Sr. Lead Pitero noticed me talking to the police and his piteros and gave me an evil stare; a look that said if I talk to the police once more, he’d have his night posse shoot me with rubberband-propelled weapons that shoot blinking-LED-clad-bullets.


Yet I stood tall and continued to scope the scene. In one hour, Pitero #1 sold four pitos, while Pitero #2 hadn’t made a sale. In an effort to get into the mind of the kind of sick, twisted individual who would buy a pito, I talked to each of Pitero #1’s customers (well, as best I could, they were all Italian). They cited “fun” and “curiosity” as their motives and each paid 1 euro per pito.


Near the end of my watch, Pitero #2 was yet to make a sale, until two tall, well-dressed men approached him. The men made such a sizable purchase that Lead Pitero had to come over to pull euros from the secret stash located in his shoe.
After the dapper tourist put the shoe money and a handful of pitos in his blazer pocket, I asked him what could compel a man to buy so many fucking pitos – but I asked this in a nice way that didn’t question his sanity.


The Dutch man told me he bought 10 so his son could sell them at school back in Holland.
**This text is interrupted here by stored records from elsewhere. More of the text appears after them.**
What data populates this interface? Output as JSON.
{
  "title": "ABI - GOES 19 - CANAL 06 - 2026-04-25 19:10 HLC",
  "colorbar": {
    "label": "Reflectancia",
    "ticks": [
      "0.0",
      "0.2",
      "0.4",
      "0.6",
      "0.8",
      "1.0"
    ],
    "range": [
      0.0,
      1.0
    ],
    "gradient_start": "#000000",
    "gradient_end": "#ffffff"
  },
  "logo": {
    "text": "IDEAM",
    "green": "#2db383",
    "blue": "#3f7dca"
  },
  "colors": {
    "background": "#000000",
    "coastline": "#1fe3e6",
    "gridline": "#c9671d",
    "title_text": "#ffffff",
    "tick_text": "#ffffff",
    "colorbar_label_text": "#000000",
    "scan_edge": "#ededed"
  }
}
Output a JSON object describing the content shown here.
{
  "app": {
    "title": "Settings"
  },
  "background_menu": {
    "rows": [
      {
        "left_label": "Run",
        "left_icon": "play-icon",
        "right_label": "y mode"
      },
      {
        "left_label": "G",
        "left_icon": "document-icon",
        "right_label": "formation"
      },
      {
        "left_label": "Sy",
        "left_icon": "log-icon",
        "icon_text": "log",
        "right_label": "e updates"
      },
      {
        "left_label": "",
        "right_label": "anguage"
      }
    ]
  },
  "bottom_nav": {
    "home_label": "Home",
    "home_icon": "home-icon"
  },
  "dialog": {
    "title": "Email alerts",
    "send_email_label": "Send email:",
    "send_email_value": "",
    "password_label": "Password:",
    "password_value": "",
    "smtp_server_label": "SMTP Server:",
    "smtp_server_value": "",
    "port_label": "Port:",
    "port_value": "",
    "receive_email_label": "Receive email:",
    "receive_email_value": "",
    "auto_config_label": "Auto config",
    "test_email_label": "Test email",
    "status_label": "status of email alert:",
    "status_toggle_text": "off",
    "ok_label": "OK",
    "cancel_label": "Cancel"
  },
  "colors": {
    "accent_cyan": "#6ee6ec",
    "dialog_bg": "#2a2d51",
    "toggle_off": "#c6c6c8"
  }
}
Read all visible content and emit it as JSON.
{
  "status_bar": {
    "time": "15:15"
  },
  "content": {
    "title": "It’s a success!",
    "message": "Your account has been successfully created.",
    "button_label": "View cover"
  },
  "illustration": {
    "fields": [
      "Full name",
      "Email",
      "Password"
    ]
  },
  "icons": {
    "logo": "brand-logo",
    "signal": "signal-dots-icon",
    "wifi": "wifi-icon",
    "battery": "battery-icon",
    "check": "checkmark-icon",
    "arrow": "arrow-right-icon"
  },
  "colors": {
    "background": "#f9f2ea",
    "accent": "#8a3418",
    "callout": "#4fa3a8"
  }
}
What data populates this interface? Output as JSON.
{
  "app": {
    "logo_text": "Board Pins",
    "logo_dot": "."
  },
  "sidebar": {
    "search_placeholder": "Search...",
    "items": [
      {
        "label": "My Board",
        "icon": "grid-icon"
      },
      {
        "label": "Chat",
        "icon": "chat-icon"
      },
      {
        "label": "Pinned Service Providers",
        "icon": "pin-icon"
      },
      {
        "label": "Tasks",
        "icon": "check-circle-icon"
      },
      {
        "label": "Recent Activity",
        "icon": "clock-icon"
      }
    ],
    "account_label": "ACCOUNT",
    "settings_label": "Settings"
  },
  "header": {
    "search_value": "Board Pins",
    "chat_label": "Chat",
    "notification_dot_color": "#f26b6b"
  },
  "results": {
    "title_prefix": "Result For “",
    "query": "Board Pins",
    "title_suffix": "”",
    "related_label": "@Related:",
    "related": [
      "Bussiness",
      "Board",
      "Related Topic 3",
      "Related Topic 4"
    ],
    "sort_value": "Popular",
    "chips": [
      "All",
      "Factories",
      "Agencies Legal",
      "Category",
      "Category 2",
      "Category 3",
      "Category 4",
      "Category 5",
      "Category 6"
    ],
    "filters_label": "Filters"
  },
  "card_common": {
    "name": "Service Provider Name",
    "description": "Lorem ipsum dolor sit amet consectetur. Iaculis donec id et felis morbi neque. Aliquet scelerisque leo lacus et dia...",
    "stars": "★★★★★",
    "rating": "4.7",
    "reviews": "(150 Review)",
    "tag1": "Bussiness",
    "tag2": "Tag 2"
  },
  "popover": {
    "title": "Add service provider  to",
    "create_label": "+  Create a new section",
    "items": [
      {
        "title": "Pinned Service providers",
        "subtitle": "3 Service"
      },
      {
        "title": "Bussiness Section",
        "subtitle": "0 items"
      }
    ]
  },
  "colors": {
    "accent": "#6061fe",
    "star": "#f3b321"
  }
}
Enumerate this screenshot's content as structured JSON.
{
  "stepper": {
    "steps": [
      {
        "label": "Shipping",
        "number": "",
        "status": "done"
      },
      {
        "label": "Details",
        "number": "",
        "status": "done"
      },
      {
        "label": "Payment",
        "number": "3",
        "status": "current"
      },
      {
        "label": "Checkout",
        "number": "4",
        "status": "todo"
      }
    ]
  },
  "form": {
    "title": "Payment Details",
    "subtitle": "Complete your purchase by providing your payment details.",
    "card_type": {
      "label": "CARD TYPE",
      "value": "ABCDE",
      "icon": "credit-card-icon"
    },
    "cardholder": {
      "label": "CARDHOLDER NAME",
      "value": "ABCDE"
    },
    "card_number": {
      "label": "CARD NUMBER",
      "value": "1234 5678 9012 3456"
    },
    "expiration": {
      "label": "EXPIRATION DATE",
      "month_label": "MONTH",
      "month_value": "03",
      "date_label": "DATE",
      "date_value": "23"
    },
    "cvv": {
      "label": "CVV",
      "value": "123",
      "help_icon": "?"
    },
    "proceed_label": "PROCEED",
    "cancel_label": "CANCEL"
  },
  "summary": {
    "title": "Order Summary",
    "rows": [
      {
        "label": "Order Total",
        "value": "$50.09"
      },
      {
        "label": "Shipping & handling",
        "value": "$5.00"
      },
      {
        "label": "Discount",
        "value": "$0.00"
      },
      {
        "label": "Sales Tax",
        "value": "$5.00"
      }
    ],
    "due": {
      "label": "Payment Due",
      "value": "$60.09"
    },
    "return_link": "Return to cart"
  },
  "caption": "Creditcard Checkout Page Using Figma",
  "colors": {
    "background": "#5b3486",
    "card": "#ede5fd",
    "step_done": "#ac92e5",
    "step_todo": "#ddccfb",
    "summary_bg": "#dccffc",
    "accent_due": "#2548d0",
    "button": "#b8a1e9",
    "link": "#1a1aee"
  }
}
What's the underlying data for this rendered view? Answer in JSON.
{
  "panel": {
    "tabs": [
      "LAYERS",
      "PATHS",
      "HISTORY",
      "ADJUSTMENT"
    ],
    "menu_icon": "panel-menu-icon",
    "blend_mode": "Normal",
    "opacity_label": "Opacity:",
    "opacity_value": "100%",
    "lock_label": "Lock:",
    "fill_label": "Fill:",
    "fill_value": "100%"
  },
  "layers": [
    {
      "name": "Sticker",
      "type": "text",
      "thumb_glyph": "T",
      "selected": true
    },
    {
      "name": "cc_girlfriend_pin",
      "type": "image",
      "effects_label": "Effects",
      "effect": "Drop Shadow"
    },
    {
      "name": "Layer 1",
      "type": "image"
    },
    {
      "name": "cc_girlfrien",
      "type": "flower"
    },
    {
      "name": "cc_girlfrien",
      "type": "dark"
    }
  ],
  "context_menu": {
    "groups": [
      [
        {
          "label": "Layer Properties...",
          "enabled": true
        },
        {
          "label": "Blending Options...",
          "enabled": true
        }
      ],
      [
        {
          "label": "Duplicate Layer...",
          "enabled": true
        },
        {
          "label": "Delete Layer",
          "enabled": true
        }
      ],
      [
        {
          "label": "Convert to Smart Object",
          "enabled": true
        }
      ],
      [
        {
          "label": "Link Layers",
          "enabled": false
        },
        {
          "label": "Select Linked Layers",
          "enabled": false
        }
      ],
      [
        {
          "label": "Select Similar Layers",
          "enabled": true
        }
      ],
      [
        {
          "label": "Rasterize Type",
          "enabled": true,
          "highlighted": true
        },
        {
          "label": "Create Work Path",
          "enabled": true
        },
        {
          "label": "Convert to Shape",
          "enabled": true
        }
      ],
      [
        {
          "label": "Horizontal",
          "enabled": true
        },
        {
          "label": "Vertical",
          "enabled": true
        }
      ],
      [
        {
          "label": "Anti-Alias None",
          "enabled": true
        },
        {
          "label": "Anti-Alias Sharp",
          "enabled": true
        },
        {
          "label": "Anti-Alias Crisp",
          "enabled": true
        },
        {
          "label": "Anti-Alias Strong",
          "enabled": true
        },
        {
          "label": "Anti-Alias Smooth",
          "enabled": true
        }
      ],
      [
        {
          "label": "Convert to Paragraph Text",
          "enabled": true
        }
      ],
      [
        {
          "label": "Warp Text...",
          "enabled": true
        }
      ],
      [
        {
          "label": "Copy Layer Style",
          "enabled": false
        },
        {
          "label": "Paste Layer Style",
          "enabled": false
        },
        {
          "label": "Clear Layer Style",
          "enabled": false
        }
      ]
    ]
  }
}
It was then I realized that I was worrying about the wrong issue. It doesn’t matter if these piteros are making a few euros a day. What matters is that this terribly obnoxious sound is spreading, and is now on the brink of becoming a global epidemic.